New Jersey law requires all physicians to maintain malpractice insurance for the benefit of patients to whom they provide medical treatment (N.J.S.A. 45:9-19.17). In the alternative, a physician may file a letter of credit in the amount of $500,000 with the Board of Medical Examiners (BME) confirming the physician’s financial ability to pay a judgment. Failure to comply with this statute could result in disciplinary action and civil penalties. What impact does this law have on health care facilities that allow noncompliant physicians to practice at their facility? A recent Supreme Court decision may ultimately pave the way for lawsuits against entities that grant privileges to these uninsured physicians.
Recently, the New Jersey Supreme Court delivered a decision that may ultimately impose liability on health care facilities that permit uninsured physicians to practice medicine at their facility. In Jarrell v. Kaul, the Supreme Court reversed the Appellate Division’s grant of summary judgment to an Ambulatory Surgical Center (ASC) that allowed a doctor to perform medical procedures despite knowing he was not insured to perform those procedures. The patient, Jarrell, underwent spinal fusion at an ASC center, but the physician performing the procedure did not have medical malpractice insurance that covered him for the procedure. According to the reported case, the doctor allegedly advised the BME that he had enough liquid assets to cover any claims but there was no proof that he ever obtained approval from the BME that his representation constituted compliance with the letter of credit requirement.
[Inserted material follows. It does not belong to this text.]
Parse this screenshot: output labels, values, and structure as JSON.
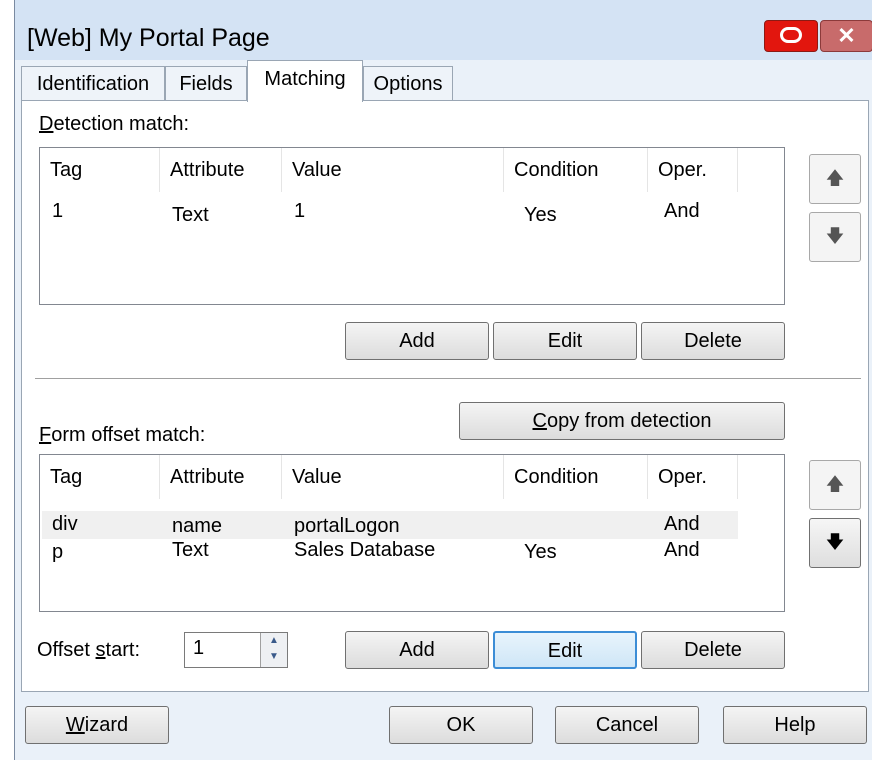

The owners of the ASC knew that the doctor did not have insurance but nevertheless permitted him to perform the procedure.
The procedure was performed without immediate complications; however the patient later developed drop foot. The patient sued the doctor and the ASC. The ASC moved to have the case dismissed against it, claiming that it could not be held responsible for negligent hiring. The trial court granted the motion and the appellate division affirmed (agreed).
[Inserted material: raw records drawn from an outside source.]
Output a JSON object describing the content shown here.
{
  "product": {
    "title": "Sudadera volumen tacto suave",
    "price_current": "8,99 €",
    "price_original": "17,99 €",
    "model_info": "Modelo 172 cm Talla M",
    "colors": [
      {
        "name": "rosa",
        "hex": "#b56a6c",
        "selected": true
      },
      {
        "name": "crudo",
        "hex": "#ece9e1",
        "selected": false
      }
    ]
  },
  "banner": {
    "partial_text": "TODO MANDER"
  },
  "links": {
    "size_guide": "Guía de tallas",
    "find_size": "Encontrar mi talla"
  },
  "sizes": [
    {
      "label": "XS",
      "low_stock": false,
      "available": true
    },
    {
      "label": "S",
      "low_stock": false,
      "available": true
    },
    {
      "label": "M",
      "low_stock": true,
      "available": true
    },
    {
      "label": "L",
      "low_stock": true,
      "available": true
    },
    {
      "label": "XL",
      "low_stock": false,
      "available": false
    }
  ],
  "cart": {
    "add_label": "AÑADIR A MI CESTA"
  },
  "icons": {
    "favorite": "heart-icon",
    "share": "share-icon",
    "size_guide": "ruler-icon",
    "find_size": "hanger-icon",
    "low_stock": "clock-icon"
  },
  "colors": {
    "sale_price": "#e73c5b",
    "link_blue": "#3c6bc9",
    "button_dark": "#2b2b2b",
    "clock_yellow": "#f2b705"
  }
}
The Supreme Court came to a different conclusion. It held that a health care facility that grants privileges to a physician has a continuing duty to ensure that the physician has and maintains the required medical malpractice insurance or have an approved BME letter of credit. The Supreme Court remanded the case back down to the trial court for further proceedings.
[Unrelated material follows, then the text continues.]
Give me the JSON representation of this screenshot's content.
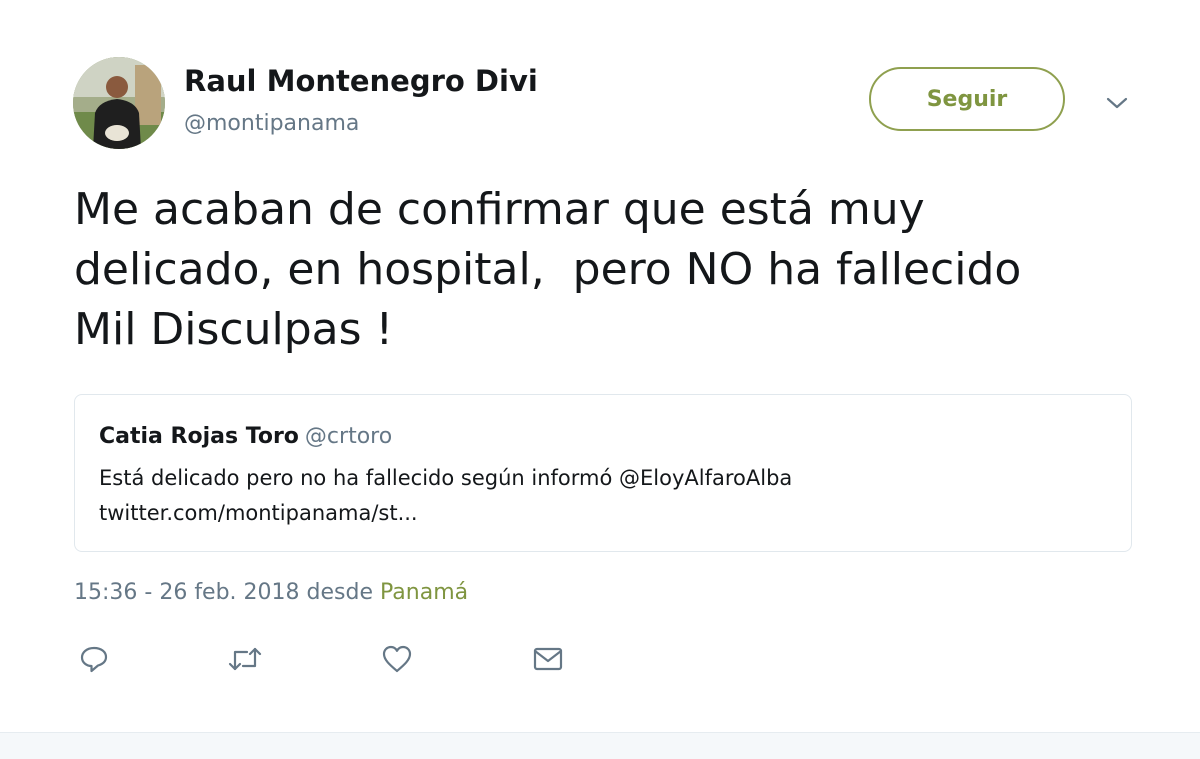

The conclusion of this case may have a significant impact on the liability of health care facilities who fail to take reasonable steps to confirm that all physicians to whom they issue privileges have and maintain malpractice insurance. While the decision on this case may remain outstanding for an unknown period of time, it is imperative that health care facilities take steps to confirm that all physicians to whom it grants privileges comply with the statutory requirements. This could include developing a standard operating procedure to monitor each physician’s compliance with the law. Implementing simple policies and procedures now could help insulate the health care facility from liability for the acts of its physicians. Contact Frier Levitt to speak to an attorney.